▶ [Exercise]: Every record that follows must be set down word for word.

▶ [Listed entries]:

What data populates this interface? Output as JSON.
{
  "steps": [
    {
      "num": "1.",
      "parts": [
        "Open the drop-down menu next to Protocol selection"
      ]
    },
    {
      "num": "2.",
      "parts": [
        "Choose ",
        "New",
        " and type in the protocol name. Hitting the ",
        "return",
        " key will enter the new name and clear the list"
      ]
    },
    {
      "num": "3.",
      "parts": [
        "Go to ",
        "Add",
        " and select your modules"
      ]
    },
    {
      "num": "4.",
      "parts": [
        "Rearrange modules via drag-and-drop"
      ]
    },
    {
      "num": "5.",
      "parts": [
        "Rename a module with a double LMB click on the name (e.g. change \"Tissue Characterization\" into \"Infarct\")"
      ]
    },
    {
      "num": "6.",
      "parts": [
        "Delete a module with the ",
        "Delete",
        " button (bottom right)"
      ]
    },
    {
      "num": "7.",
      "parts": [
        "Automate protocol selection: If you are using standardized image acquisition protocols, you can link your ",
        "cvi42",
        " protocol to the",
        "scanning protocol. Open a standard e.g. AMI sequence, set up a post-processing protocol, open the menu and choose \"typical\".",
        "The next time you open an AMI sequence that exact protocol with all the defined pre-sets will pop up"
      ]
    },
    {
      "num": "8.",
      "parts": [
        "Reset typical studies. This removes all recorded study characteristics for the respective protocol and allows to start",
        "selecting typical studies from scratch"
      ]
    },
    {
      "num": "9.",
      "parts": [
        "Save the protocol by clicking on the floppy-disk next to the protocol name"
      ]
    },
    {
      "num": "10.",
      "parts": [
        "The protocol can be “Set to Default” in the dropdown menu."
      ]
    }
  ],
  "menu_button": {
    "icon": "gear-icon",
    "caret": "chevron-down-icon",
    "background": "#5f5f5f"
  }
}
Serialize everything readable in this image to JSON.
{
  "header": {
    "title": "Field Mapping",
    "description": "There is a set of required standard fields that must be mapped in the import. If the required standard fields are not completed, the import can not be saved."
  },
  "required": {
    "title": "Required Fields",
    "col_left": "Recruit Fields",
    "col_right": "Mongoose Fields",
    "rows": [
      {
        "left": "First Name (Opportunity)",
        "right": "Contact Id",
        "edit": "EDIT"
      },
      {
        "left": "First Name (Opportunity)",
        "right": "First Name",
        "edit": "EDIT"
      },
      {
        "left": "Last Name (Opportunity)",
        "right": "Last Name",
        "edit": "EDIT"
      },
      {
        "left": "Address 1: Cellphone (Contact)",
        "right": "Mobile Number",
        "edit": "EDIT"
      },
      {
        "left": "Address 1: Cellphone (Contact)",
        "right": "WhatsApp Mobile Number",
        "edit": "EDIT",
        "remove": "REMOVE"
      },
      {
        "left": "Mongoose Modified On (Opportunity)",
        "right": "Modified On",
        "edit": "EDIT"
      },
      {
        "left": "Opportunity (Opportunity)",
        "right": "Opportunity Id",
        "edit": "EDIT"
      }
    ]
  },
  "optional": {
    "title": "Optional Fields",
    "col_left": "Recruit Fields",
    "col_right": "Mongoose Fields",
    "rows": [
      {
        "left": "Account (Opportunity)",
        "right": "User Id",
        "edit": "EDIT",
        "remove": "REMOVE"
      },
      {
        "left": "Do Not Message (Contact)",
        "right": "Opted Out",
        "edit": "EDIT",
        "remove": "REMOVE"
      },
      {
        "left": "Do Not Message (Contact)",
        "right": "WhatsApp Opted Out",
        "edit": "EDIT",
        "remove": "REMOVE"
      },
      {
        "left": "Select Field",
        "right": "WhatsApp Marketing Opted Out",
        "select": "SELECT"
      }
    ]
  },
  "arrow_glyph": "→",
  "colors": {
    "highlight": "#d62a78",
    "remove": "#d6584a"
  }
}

▶ [Your response]:
What data populates this interface? Output as JSON.
{
  "steps": [
    {
      "num": "1.",
      "parts": [
        "Open the drop-down menu next to Protocol selection"
      ]
    },
    {
      "num": "2.",
      "parts": [
        "Choose ",
        "New",
        " and type in the protocol name. Hitting the ",
        "return",
        " key will enter the new name and clear the list"
      ]
    },
    {
      "num": "3.",
      "parts": [
        "Go to ",
        "Add",
        " and select your modules"
      ]
    },
    {
      "num": "4.",
      "parts": [
        "Rearrange modules via drag-and-drop"
      ]
    },
    {
      "num": "5.",
      "parts": [
        "Rename a module with a double LMB click on the name (e.g. change \"Tissue Characterization\" into \"Infarct\")"
      ]
    },
    {
      "num": "6.",
      "parts": [
        "Delete a module with the ",
        "Delete",
        " button (bottom right)"
      ]
    },
    {
      "num": "7.",
      "parts": [
        "Automate protocol selection: If you are using standardized image acquisition protocols, you can link your ",
        "cvi42",
        " protocol to the",
        "scanning protocol. Open a standard e.g. AMI sequence, set up a post-processing protocol, open the menu and choose \"typical\".",
        "The next time you open an AMI sequence that exact protocol with all the defined pre-sets will pop up"
      ]
    },
    {
      "num": "8.",
      "parts": [
        "Reset typical studies. This removes all recorded study characteristics for the respective protocol and allows to start",
        "selecting typical studies from scratch"
      ]
    },
    {
      "num": "9.",
      "parts": [
        "Save the protocol by clicking on the floppy-disk next to the protocol name"
      ]
    },
    {
      "num": "10.",
      "parts": [
        "The protocol can be “Set to Default” in the dropdown menu."
      ]
    }
  ],
  "menu_button": {
    "icon": "gear-icon",
    "caret": "chevron-down-icon",
    "background": "#5f5f5f"
  }
}
Serialize everything readable in this image to JSON.
{
  "header": {
    "title": "Field Mapping",
    "description": "There is a set of required standard fields that must be mapped in the import. If the required standard fields are not completed, the import can not be saved."
  },
  "required": {
    "title": "Required Fields",
    "col_left": "Recruit Fields",
    "col_right": "Mongoose Fields",
    "rows": [
      {
        "left": "First Name (Opportunity)",
        "right": "Contact Id",
        "edit": "EDIT"
      },
      {
        "left": "First Name (Opportunity)",
        "right": "First Name",
        "edit": "EDIT"
      },
      {
        "left": "Last Name (Opportunity)",
        "right": "Last Name",
        "edit": "EDIT"
      },
      {
        "left": "Address 1: Cellphone (Contact)",
        "right": "Mobile Number",
        "edit": "EDIT"
      },
      {
        "left": "Address 1: Cellphone (Contact)",
        "right": "WhatsApp Mobile Number",
        "edit": "EDIT",
        "remove": "REMOVE"
      },
      {
        "left": "Mongoose Modified On (Opportunity)",
        "right": "Modified On",
        "edit": "EDIT"
      },
      {
        "left": "Opportunity (Opportunity)",
        "right": "Opportunity Id",
        "edit": "EDIT"
      }
    ]
  },
  "optional": {
    "title": "Optional Fields",
    "col_left": "Recruit Fields",
    "col_right": "Mongoose Fields",
    "rows": [
      {
        "left": "Account (Opportunity)",
        "right": "User Id",
        "edit": "EDIT",
        "remove": "REMOVE"
      },
      {
        "left": "Do Not Message (Contact)",
        "right": "Opted Out",
        "edit": "EDIT",
        "remove": "REMOVE"
      },
      {
        "left": "Do Not Message (Contact)",
        "right": "WhatsApp Opted Out",
        "edit": "EDIT",
        "remove": "REMOVE"
      },
      {
        "left": "Select Field",
        "right": "WhatsApp Marketing Opted Out",
        "select": "SELECT"
      }
    ]
  },
  "arrow_glyph": "→",
  "colors": {
    "highlight": "#d62a78",
    "remove": "#d6584a"
  }
}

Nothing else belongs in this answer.